  24. ^ "El PSOE acepta convocar elecciones en "unos meses" si Ciudadanos apoya la moción de censura de Pedro Sánchez". eldiario.es (in Spanish). 26 May 2018. Retrieved 26 May 2018.
  25. ^ "El PSOE acepta la condición de Ciudadanos de convocar elecciones tras la moción de censura". La Vanguardia (in Spanish). 26 May 2018. Retrieved 26 May 2018.
  26. ^ Cortizo, Gonzalo (26 May 2018). "El Gobierno admite la pérdida de control sobre la legislatura". eldiario.es (in Spanish). Retrieved 26 May 2018.
  27. ^ "Rajoy confía en superar la moción de censura y convocar elecciones para marzo". La Vanguardia (in Spanish). 26 May 2018. Retrieved 26 May 2018.

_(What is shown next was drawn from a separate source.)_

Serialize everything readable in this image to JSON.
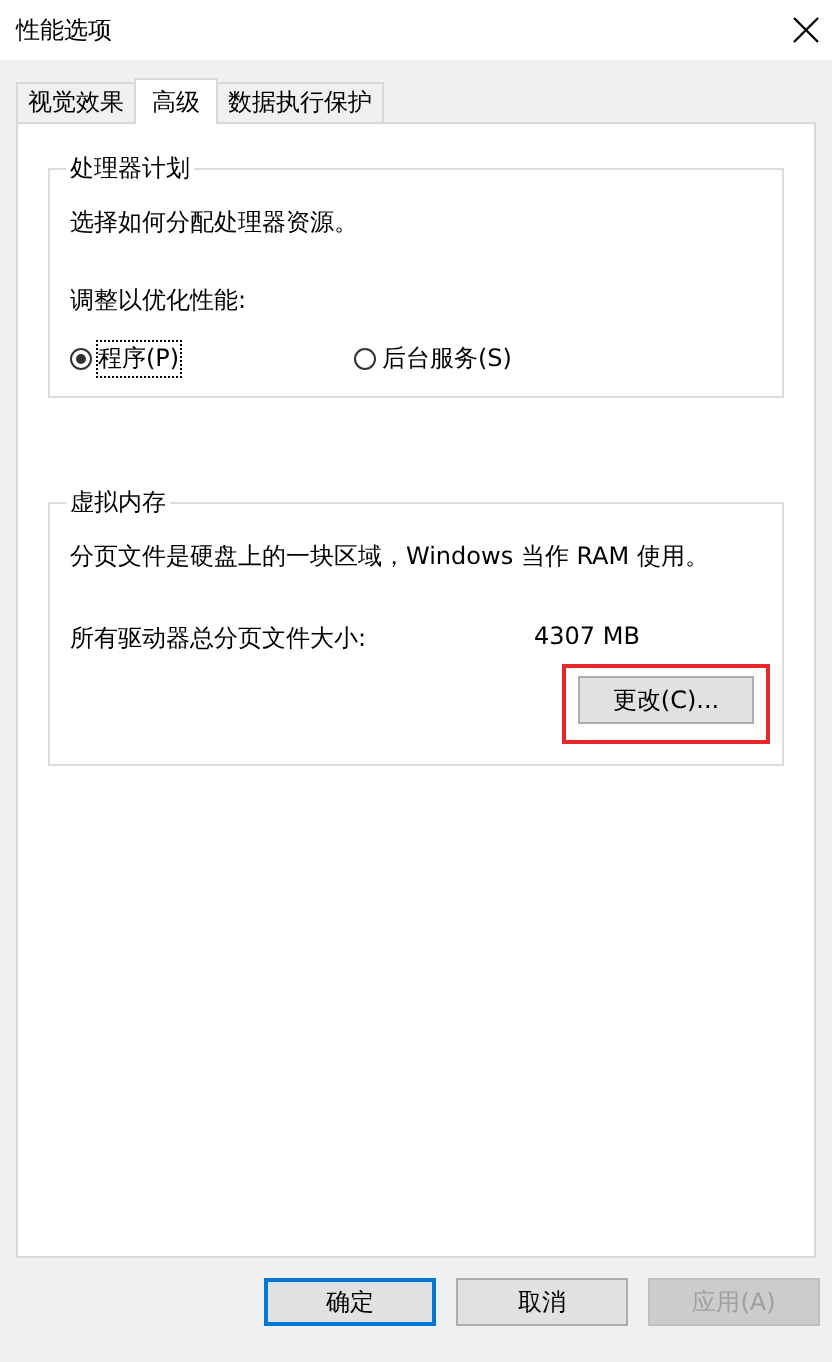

  28. ^ "Rajoy, sin margen para seguir". El País (in Spanish). 27 May 2018. Retrieved 27 May 2018.
  29. ^ Gil, Andrés (31 May 2018). "La corrupción tumba a Mariano Rajoy". eldiario.es (in Spanish). Retrieved 1 June 2018.
  30. ^ Cortizo, Gonzalo (31 May 2018). "El PP aborda dividido el debate sobre el futuro de Mariano Rajoy al frente del partido". eldiario.es (in Spanish). Retrieved 1 June 2018.
  31. ^ "Barómetro de laSexta: más de un 58% de encuestados está a favor de una moción de censura que divide a los votantes de Ciudadanos". laSexta (in Spanish). 30 May 2018.
  32. ^ "El 46,6% de los electores apoya la moción de censura aunque sea con los independentistas". El Confidencial (in Spanish). 29 May 2018.
  33. ^ "Sesión Plenaria Sesión nº 122" (in Spanish). Congreso de los Diputados. Retrieved 1 June 2018.
  34. ^ "Who is Spain's new prime minister Pedro Sanchez?". Reuters, AFP. DW. 1 June 2018. Retrieved 1 June 2018.